Given the material below, repeat exactly the lines from the one containing "What's the underlying" through the final line, and nothing else.

::: DATA SECTION :::

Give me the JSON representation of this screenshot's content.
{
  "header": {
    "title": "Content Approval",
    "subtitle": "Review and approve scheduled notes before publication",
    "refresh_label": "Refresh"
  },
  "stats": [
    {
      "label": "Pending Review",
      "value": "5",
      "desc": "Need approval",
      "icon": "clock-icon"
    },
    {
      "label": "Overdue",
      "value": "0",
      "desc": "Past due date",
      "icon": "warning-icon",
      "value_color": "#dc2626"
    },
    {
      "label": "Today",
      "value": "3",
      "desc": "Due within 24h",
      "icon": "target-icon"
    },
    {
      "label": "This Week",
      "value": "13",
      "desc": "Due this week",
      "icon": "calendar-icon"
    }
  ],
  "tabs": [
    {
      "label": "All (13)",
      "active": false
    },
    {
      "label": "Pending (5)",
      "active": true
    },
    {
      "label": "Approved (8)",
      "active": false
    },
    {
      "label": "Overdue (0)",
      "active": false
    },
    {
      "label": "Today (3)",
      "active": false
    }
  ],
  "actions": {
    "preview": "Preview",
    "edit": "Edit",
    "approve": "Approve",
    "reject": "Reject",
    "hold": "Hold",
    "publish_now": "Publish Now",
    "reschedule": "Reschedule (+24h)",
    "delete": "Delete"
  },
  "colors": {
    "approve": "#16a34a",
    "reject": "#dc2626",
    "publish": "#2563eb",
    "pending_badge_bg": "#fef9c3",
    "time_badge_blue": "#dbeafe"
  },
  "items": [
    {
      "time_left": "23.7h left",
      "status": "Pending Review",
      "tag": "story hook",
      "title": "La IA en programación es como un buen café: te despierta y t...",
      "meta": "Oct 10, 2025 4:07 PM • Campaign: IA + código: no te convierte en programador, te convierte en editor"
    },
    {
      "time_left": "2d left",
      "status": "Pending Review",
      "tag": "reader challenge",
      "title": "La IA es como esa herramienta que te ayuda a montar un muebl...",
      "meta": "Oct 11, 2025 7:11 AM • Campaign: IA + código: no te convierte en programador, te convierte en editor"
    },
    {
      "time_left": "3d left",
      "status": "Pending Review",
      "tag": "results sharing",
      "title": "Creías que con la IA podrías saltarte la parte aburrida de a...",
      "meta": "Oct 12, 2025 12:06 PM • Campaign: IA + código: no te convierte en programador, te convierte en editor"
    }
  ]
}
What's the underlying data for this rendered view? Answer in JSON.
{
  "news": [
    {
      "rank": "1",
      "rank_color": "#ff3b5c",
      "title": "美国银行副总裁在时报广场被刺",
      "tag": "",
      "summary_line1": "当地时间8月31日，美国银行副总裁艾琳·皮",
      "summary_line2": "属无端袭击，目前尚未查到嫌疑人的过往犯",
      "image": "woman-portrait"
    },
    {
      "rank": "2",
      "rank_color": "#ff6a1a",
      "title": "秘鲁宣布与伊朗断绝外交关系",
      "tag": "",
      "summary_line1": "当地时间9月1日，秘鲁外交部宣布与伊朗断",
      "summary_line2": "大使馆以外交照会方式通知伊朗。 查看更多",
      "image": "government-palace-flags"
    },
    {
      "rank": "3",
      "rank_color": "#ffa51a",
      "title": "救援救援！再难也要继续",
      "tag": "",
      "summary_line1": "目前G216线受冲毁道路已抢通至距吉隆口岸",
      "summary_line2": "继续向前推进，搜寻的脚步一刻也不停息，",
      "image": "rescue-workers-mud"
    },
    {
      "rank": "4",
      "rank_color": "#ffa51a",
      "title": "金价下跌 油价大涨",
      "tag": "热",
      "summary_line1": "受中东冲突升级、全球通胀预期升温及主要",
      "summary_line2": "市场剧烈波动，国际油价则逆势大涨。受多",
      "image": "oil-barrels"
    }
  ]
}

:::

§ EXERCISE SOLUTION:
What's the underlying data for this rendered view? Answer in JSON.
{
  "news": [
    {
      "rank": "1",
      "rank_color": "#ff3b5c",
      "title": "美国银行副总裁在时报广场被刺",
      "tag": "",
      "summary_line1": "当地时间8月31日，美国银行副总裁艾琳·皮",
      "summary_line2": "属无端袭击，目前尚未查到嫌疑人的过往犯",
      "image": "woman-portrait"
    },
    {
      "rank": "2",
      "rank_color": "#ff6a1a",
      "title": "秘鲁宣布与伊朗断绝外交关系",
      "tag": "",
      "summary_line1": "当地时间9月1日，秘鲁外交部宣布与伊朗断",
      "summary_line2": "大使馆以外交照会方式通知伊朗。 查看更多",
      "image": "government-palace-flags"
    },
    {
      "rank": "3",
      "rank_color": "#ffa51a",
      "title": "救援救援！再难也要继续",
      "tag": "",
      "summary_line1": "目前G216线受冲毁道路已抢通至距吉隆口岸",
      "summary_line2": "继续向前推进，搜寻的脚步一刻也不停息，",
      "image": "rescue-workers-mud"
    },
    {
      "rank": "4",
      "rank_color": "#ffa51a",
      "title": "金价下跌 油价大涨",
      "tag": "热",
      "summary_line1": "受中东冲突升级、全球通胀预期升温及主要",
      "summary_line2": "市场剧烈波动，国际油价则逆势大涨。受多",
      "image": "oil-barrels"
    }
  ]
}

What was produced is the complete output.